Jackson’s visit to his old home is not one fuelled by a genuine desire to re-connect with a place. He is not truly interested in the condition of the area, nor is he concerned with any of its inhabitants (interestingly, and perhaps tellingly, Jackson doesn’t have any friends in the area).
Jackson’s trip is motivated by his desire to show-off his elevation in social standing. This is reflected in the metaphor of climbing a statue in his youth
to show off - he literally lifted himself above others.
For Jackson and his wife, money and what it can buy equate to success. They obsess over the superficial aspects that they link to social class: the kind of house one was brought up in, table manners, furniture and cars. They seem to be completely devoted to material possession, and are oblivious to the fractured society that is in front of them – both in Glasgow and in South Africa.
Crichton Smith uses the Jacksons to show the reader that people should consider the situations of others. Though Jackson remembers how unfairly he was treated by a factor years ago, he now supports the deeply unfair treatment of groups of people in South Africa. There is a deep irony in this: though Jackson thinks that he has remembered where he came from, he seems to have forgotten everything about it.
In Home, the Glasgow community is portrayed as one that has been broken apart:
the old tenements were being knocked down and the people shuttled out to huge featureless estates where the windows revealed the blue sky of TV. There were hardly any picture houses left: they had been converted into bingo halls.
The supermarkets that have taken over sound more anonymous than the small shops. The removal of character is reflected in the loss of lover's lane and the replacement of the
pastoral carelessness of the park with what sounds like charmless planting of
literate slogans in flowers.

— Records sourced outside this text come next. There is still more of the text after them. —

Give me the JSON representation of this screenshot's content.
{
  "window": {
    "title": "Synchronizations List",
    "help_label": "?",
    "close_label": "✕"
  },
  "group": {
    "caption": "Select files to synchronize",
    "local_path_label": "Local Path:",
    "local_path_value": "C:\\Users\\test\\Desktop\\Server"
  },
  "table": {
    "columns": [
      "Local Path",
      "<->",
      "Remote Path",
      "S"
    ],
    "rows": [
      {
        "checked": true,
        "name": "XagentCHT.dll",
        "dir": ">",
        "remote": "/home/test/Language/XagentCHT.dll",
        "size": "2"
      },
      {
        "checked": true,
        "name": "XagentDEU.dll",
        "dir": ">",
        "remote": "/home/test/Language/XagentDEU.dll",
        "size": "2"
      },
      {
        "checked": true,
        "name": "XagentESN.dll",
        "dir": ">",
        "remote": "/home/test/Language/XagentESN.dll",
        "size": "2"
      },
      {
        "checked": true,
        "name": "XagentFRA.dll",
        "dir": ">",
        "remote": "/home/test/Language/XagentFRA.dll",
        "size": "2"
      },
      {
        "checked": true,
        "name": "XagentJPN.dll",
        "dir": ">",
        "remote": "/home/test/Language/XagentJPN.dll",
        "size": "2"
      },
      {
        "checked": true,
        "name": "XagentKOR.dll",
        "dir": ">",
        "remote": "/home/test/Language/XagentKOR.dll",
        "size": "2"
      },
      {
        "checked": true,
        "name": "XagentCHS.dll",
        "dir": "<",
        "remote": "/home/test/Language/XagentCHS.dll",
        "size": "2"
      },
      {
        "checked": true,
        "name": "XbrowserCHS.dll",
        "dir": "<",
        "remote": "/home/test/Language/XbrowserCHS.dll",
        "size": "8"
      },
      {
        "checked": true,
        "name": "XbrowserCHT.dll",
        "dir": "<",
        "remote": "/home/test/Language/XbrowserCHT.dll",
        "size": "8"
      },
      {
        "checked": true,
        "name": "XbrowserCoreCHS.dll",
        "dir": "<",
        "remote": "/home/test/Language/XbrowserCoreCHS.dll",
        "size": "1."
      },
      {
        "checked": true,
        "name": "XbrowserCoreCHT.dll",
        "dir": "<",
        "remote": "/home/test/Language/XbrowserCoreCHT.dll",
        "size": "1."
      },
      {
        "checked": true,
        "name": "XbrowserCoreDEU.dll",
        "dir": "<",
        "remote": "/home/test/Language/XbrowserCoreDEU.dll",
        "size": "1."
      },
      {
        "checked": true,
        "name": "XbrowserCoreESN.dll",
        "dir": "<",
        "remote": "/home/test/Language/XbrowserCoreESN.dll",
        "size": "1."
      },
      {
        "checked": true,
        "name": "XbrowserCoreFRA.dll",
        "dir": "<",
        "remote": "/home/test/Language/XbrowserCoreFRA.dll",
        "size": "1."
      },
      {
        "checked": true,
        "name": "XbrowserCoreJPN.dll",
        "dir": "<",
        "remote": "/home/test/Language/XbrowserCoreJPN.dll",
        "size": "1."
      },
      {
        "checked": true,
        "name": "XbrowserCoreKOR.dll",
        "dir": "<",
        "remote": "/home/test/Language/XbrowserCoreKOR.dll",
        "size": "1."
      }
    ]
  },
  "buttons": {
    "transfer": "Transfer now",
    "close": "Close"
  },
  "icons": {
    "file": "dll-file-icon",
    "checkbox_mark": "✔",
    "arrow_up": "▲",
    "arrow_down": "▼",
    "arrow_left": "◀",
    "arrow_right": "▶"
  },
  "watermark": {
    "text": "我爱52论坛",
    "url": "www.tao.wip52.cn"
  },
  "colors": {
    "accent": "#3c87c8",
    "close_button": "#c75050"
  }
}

Inhabitants appear to rarely interact with each other, in contrast to the community portrayed in The Telegram. At times, however, it is unclear whether the community has changed, or that Jackson’s nostalgia (and desire to underline his own “success”) is portraying the tenements of thirty-five years ago in a romanticised light.